◆ TASK GOAL
If a line of the records contains the word "복리후생", list it.

◆ RECORDS SUPPLIED
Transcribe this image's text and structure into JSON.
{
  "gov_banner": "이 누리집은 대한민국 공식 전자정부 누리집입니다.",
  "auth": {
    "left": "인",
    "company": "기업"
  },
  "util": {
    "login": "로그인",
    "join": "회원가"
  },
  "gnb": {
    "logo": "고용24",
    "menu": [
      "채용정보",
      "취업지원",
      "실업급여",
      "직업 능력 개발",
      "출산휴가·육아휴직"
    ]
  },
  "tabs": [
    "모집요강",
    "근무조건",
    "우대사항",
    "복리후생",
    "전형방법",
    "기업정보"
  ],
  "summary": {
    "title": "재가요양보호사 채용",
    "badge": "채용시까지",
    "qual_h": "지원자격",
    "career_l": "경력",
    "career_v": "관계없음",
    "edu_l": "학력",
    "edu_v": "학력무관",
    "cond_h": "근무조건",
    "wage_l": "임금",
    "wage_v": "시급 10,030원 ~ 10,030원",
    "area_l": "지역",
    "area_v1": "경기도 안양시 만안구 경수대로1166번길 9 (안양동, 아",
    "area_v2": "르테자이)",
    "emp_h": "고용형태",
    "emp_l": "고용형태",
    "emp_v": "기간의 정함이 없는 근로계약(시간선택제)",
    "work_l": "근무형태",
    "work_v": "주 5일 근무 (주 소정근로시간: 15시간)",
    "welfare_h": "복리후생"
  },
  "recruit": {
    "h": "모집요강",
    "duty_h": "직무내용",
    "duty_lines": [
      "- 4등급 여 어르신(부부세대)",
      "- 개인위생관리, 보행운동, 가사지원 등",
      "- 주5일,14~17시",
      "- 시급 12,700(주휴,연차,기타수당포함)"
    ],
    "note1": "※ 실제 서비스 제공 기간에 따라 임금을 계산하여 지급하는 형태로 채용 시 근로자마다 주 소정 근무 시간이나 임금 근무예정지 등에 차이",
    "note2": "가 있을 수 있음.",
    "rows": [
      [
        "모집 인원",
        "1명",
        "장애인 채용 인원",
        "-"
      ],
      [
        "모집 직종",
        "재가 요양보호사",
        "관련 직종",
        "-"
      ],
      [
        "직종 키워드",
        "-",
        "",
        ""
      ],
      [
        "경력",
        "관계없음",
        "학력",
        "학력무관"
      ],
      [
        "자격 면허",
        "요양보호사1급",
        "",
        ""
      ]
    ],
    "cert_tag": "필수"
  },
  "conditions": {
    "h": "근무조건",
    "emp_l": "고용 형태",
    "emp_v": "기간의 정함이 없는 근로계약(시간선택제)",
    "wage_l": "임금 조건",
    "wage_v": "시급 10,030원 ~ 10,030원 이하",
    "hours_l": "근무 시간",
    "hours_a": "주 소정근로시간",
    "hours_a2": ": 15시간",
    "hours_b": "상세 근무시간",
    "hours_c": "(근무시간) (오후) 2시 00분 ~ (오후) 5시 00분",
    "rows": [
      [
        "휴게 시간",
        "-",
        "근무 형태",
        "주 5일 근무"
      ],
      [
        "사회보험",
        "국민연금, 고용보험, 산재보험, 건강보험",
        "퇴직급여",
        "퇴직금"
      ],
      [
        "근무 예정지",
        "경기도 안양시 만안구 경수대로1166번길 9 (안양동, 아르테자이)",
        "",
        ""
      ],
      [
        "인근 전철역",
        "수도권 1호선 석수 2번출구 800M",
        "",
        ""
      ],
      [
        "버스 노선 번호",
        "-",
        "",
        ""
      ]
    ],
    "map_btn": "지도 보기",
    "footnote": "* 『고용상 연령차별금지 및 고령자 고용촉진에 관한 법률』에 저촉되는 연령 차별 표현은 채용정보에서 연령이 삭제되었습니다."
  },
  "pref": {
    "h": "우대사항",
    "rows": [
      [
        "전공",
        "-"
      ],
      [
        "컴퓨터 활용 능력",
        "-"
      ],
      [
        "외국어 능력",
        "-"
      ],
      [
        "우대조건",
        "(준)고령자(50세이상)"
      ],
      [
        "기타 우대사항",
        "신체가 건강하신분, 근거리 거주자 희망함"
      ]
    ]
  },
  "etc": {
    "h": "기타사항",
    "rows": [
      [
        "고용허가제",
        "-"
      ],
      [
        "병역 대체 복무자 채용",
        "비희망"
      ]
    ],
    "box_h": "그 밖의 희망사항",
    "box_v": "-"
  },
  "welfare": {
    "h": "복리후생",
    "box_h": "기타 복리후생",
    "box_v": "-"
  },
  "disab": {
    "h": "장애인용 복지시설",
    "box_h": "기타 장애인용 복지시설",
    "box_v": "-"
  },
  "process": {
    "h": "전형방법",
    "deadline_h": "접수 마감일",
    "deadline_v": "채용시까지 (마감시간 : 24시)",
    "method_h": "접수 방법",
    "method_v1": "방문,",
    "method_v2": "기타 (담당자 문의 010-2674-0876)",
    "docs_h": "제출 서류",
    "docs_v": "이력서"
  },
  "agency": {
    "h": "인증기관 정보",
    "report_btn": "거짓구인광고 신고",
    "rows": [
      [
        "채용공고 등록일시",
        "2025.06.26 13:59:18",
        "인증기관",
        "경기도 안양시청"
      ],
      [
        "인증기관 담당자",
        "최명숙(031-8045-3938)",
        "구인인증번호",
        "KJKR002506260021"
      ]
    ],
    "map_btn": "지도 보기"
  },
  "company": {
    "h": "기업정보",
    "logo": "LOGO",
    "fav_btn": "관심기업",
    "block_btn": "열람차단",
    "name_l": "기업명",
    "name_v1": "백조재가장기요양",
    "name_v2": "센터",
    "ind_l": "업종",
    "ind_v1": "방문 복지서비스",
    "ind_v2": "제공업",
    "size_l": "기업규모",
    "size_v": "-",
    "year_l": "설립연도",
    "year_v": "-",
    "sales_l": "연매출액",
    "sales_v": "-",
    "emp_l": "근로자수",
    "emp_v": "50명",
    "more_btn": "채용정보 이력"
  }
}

◆ RESPONSE AREA
    "복리후생",
    "welfare_h": "복리후생"
    "h": "복리후생",
    "box_h": "기타 복리후생",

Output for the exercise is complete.